None of this really matters however because the films works so well. Even so it still all feels a bit small-time – more like it was made by a bunch of students with limited resources rather than a proper film company. It also cops out when it comes to nudity and sex whereas it has no problems going to extremes with the violence. Again conforming to that weird puritanical doctrine that sex is somehow worse than seeing someone’s brains bashed out. Something that continues to haunt a lot of American films.
An interesting and (comparably) realistic take on the time travel genre. Both dramatic and tense. 7/10
A brief moment of tenderness in an otherwise tempestuous relationship between mother Violet (Meryl Streep) and daughter Barbara (Julia Roberts).
I have to admit before watching this I was expecting a slow, over-long and over-indulgent Meryl Streep vehicle. Instead I was pleasantly surprised.

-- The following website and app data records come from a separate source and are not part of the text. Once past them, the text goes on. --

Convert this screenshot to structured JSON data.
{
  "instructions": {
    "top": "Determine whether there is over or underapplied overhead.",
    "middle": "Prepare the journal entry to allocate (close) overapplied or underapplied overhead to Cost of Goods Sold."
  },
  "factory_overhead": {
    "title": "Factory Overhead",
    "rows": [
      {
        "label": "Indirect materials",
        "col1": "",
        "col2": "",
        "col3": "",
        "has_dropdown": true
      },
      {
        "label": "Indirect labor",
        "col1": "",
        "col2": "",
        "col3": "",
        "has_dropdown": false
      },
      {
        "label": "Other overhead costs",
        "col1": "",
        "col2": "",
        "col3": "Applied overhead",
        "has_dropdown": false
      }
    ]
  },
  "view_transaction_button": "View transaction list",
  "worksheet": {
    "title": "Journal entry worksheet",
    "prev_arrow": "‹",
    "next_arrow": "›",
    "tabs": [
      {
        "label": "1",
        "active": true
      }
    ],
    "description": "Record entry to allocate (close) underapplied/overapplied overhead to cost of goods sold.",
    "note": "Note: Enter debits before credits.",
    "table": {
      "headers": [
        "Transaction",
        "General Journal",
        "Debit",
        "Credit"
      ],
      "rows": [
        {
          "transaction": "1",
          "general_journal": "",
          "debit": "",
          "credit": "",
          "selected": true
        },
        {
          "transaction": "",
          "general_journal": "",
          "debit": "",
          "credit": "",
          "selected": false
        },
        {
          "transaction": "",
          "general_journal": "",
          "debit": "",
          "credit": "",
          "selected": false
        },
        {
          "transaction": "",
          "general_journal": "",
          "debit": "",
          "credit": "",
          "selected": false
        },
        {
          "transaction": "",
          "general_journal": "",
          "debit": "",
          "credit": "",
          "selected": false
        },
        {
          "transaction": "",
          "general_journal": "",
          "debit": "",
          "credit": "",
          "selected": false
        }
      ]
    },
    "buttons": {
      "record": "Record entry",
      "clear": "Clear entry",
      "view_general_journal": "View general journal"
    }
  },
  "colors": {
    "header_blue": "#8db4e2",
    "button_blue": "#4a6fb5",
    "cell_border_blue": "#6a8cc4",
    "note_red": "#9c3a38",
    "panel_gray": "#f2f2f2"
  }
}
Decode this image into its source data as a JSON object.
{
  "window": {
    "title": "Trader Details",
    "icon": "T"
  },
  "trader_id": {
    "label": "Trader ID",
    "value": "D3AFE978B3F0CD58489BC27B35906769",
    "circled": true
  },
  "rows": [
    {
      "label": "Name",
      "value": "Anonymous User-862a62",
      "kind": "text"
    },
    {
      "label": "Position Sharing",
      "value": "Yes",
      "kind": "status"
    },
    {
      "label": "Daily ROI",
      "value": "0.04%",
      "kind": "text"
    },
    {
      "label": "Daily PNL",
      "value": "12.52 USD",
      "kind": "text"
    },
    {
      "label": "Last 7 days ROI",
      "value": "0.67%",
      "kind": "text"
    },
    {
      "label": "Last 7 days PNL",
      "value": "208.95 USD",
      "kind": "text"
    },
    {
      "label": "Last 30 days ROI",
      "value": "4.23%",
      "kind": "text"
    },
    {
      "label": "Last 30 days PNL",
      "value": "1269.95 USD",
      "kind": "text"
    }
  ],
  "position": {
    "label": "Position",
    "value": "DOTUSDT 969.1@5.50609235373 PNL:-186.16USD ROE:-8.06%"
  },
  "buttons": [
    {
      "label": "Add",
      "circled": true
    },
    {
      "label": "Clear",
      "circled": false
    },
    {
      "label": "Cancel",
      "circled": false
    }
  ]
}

Here is a drama that is genuinely dramatic. It moves from one dramatic scene to the next, often not taking a breath in the process, but yet still managing to give breathing space to it’s characters. Their personalities and backstories are neatly fleshed-out in the way they behave and by implied events in the past. The way it should be done.
The story : A death in the family – Violet’s (Meryl Streep’s) husband, means that her extended family and friends gather at her house for the funeral and to lend support. There’s a lot to fit in: there are raging arguments, cat fights, family secrets being exposed, pot-smoking and incest. It’s funny and interesting, yet sad and tragic all at the same time.
Yes Meryl Streep is very good and despite my earlier concern rarely over-acts. However it’s Julia Roberts who impresses the most. It’s unlikely you’ll ever have seen her this aggressive and this foul-mouthed as she comes to terms with the widening gap between her and her husband Bill (Ewan McGregor) and the fact that yes – she is very much her mother’s daughter.
My only criticism is that it’s stagey origins (it’s based on a play) are sometimes noticeable – in the way that it does jump straight from one big scene to the next. However this could also be seen as a positive.
Overall a very good film with a quality script and a high standard of acting. Well worth watching 8/10